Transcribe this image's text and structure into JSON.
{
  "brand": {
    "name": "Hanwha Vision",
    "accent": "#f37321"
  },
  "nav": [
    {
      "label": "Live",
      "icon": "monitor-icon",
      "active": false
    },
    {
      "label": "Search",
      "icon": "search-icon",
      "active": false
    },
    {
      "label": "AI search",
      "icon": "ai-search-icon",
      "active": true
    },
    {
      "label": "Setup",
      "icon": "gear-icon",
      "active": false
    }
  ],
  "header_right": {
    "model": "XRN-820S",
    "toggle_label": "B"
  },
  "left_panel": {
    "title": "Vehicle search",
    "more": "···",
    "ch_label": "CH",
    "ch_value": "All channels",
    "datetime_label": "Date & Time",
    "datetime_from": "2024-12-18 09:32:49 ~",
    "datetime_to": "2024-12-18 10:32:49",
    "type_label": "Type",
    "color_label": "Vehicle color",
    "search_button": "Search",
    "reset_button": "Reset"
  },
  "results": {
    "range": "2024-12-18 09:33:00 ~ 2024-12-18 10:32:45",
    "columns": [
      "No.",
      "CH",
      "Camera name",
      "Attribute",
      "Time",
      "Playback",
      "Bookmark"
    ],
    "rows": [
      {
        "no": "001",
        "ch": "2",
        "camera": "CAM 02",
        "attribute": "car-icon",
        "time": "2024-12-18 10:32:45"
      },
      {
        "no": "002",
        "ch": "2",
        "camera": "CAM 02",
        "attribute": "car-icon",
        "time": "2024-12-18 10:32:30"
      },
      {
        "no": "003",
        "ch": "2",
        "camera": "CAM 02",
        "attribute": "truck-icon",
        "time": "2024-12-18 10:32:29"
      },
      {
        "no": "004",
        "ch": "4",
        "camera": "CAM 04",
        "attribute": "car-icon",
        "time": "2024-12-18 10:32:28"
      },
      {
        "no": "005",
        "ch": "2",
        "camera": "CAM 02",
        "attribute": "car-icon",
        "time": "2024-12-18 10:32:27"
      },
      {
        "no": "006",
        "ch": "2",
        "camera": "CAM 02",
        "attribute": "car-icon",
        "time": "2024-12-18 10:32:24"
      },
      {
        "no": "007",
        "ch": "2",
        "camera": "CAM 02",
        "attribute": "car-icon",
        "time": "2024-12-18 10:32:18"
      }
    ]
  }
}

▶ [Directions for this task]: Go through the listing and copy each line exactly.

▶ [Answer for this exercise]:
Transcribe this image's text and structure into JSON.
{
  "brand": {
    "name": "Hanwha Vision",
    "accent": "#f37321"
  },
  "nav": [
    {
      "label": "Live",
      "icon": "monitor-icon",
      "active": false
    },
    {
      "label": "Search",
      "icon": "search-icon",
      "active": false
    },
    {
      "label": "AI search",
      "icon": "ai-search-icon",
      "active": true
    },
    {
      "label": "Setup",
      "icon": "gear-icon",
      "active": false
    }
  ],
  "header_right": {
    "model": "XRN-820S",
    "toggle_label": "B"
  },
  "left_panel": {
    "title": "Vehicle search",
    "more": "···",
    "ch_label": "CH",
    "ch_value": "All channels",
    "datetime_label": "Date & Time",
    "datetime_from": "2024-12-18 09:32:49 ~",
    "datetime_to": "2024-12-18 10:32:49",
    "type_label": "Type",
    "color_label": "Vehicle color",
    "search_button": "Search",
    "reset_button": "Reset"
  },
  "results": {
    "range": "2024-12-18 09:33:00 ~ 2024-12-18 10:32:45",
    "columns": [
      "No.",
      "CH",
      "Camera name",
      "Attribute",
      "Time",
      "Playback",
      "Bookmark"
    ],
    "rows": [
      {
        "no": "001",
        "ch": "2",
        "camera": "CAM 02",
        "attribute": "car-icon",
        "time": "2024-12-18 10:32:45"
      },
      {
        "no": "002",
        "ch": "2",
        "camera": "CAM 02",
        "attribute": "car-icon",
        "time": "2024-12-18 10:32:30"
      },
      {
        "no": "003",
        "ch": "2",
        "camera": "CAM 02",
        "attribute": "truck-icon",
        "time": "2024-12-18 10:32:29"
      },
      {
        "no": "004",
        "ch": "4",
        "camera": "CAM 04",
        "attribute": "car-icon",
        "time": "2024-12-18 10:32:28"
      },
      {
        "no": "005",
        "ch": "2",
        "camera": "CAM 02",
        "attribute": "car-icon",
        "time": "2024-12-18 10:32:27"
      },
      {
        "no": "006",
        "ch": "2",
        "camera": "CAM 02",
        "attribute": "car-icon",
        "time": "2024-12-18 10:32:24"
      },
      {
        "no": "007",
        "ch": "2",
        "camera": "CAM 02",
        "attribute": "car-icon",
        "time": "2024-12-18 10:32:18"
      }
    ]
  }
}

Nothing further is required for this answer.